Mr. Bermudez compared satellite photos of the Sohae facilities taken on Friday and Sunday to conclude that North Korea had begun taking “an important first step toward fulfilling a commitment made by Kim Jong-un.”

North Korea has used the Sohae facilities to launch its satellite-carrying rockets. Washington called the satellite program a front for developing intercontinental ballistic missiles.

[The New York Times]

North Korean defector claims South Korean Intelligence blackmailed him

Ho Kang Il, a North Korean restaurant manager and his staff of 12 women who defected to South Korea now claims he was blackmailed into doing so after the National Intelligence Service (NIS) coerced them.

“Originally, I was a cooperator of the NIS and brought information to them,” Ho told South Korea’s Yonhap news agency. “They threatened that unless I come to the South with the employees, they would divulge to the North Korean Embassy that I had cooperated with the NIS until then.”

The intelligence agency allegedly first lured Ho into defecting, promising him that he and his staff would be allowed to open a restaurant in South Korea’s capital, Seoul. However, when Ho appeared reluctant to leave North Korea permanently, he claims agents threatened him.

“I had no choice but to do what they told me to,” Ho said. He also explained that his employees did not know their fate until they had boarded the plane, believing they were headed to a restaurant in southeast Asia.

Questions about the North Korean defectors were first raised two months ago after a South Korean television channel aired interviews with Ho and three of his staff members. Ho said they had been coerced into leaving North Korea.

Last week, the UN special rapporteur on human rights in North Korea, Tomás Ojea Quintana, said that a thorough and independent investigation into the case is needed, calling for a formal inquiry.”There is a need to respect their rights as victims. When I say victims, I am implying that they were subject to some kind of deceit in regard to where they were going,” Quintana said, German broadcaster Deutsche Welle reported.

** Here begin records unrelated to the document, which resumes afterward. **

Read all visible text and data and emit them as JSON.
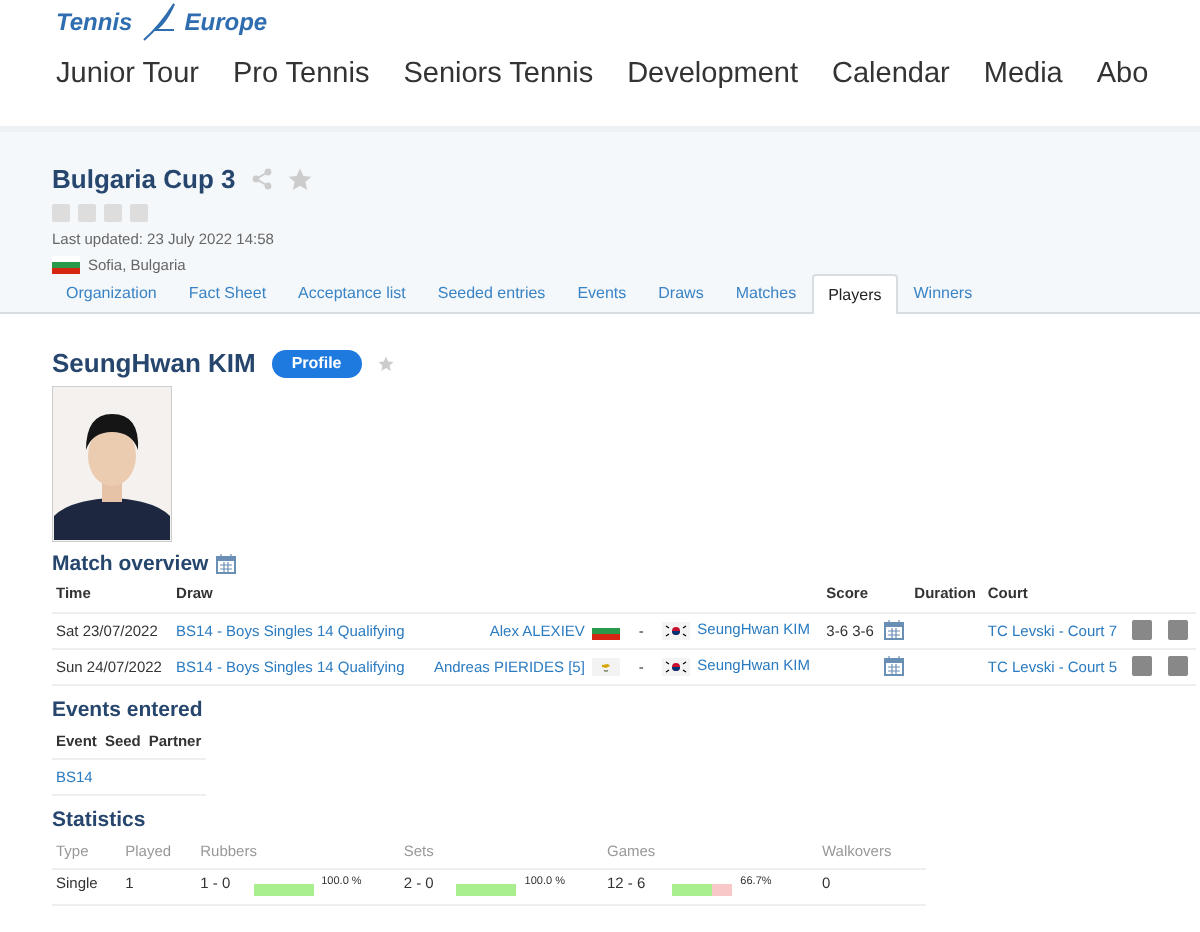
{
  "logo": {
    "left": "Tennis",
    "right": "Europe"
  },
  "main_nav": [
    "Junior Tour",
    "Pro Tennis",
    "Seniors Tennis",
    "Development",
    "Calendar",
    "Media",
    "Abo"
  ],
  "tournament": {
    "title": "Bulgaria Cup 3",
    "last_updated": "Last updated: 23 July 2022 14:58",
    "location": "Sofia, Bulgaria",
    "flag": {
      "kind": "bg"
    }
  },
  "tabs": [
    {
      "label": "Organization",
      "selected": false
    },
    {
      "label": "Fact Sheet",
      "selected": false
    },
    {
      "label": "Acceptance list",
      "selected": false
    },
    {
      "label": "Seeded entries",
      "selected": false
    },
    {
      "label": "Events",
      "selected": false
    },
    {
      "label": "Draws",
      "selected": false
    },
    {
      "label": "Matches",
      "selected": false
    },
    {
      "label": "Players",
      "selected": true
    },
    {
      "label": "Winners",
      "selected": false
    }
  ],
  "player": {
    "name": "SeungHwan KIM",
    "profile_button": "Profile",
    "favourite": false
  },
  "match_overview": {
    "title": "Match overview",
    "columns": [
      "Time",
      "Draw",
      "Score",
      "Duration",
      "Court"
    ],
    "rows": [
      {
        "time": "Sat 23/07/2022",
        "draw": "BS14 - Boys Singles 14 Qualifying",
        "player1": {
          "name": "Alex ALEXIEV",
          "flag": {
            "kind": "bg"
          }
        },
        "separator": "-",
        "player2": {
          "name": "SeungHwan KIM",
          "flag": {
            "kind": "kr"
          }
        },
        "score": "3-6 3-6",
        "court": "TC Levski - Court 7"
      },
      {
        "time": "Sun 24/07/2022",
        "draw": "BS14 - Boys Singles 14 Qualifying",
        "player1": {
          "name": "Andreas PIERIDES [5]",
          "flag": {
            "kind": "cy"
          }
        },
        "separator": "-",
        "player2": {
          "name": "SeungHwan KIM",
          "flag": {
            "kind": "kr"
          }
        },
        "court": "TC Levski - Court 5"
      }
    ]
  },
  "events_entered": {
    "title": "Events entered",
    "columns": [
      "Event",
      "Seed",
      "Partner"
    ],
    "rows": [
      {
        "event": "BS14"
      }
    ]
  },
  "statistics": {
    "title": "Statistics",
    "columns": [
      "Type",
      "Played",
      "Rubbers",
      "Sets",
      "Games",
      "Walkovers"
    ],
    "rows": [
      {
        "type": "Single",
        "played": "1",
        "rubbers": {
          "score": "1 - 0",
          "ratio": {
            "level": 1.0
          },
          "percent": "100.0 %"
        },
        "sets": {
          "score": "2 - 0",
          "ratio": {
            "level": 1.0
          },
          "percent": "100.0 %"
        },
        "games": {
          "score": "12 - 6",
          "ratio": {
            "level": 0.667
          },
          "percent": "66.7%"
        },
        "walkovers": "0"
      }
    ]
  }
}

The South Korean government offers defectors $860,000 if they cross into the country and provide intelligence that improves the country’s security. The amount was previously just over $200,000, but was quadrupled last year.

[Newsweek]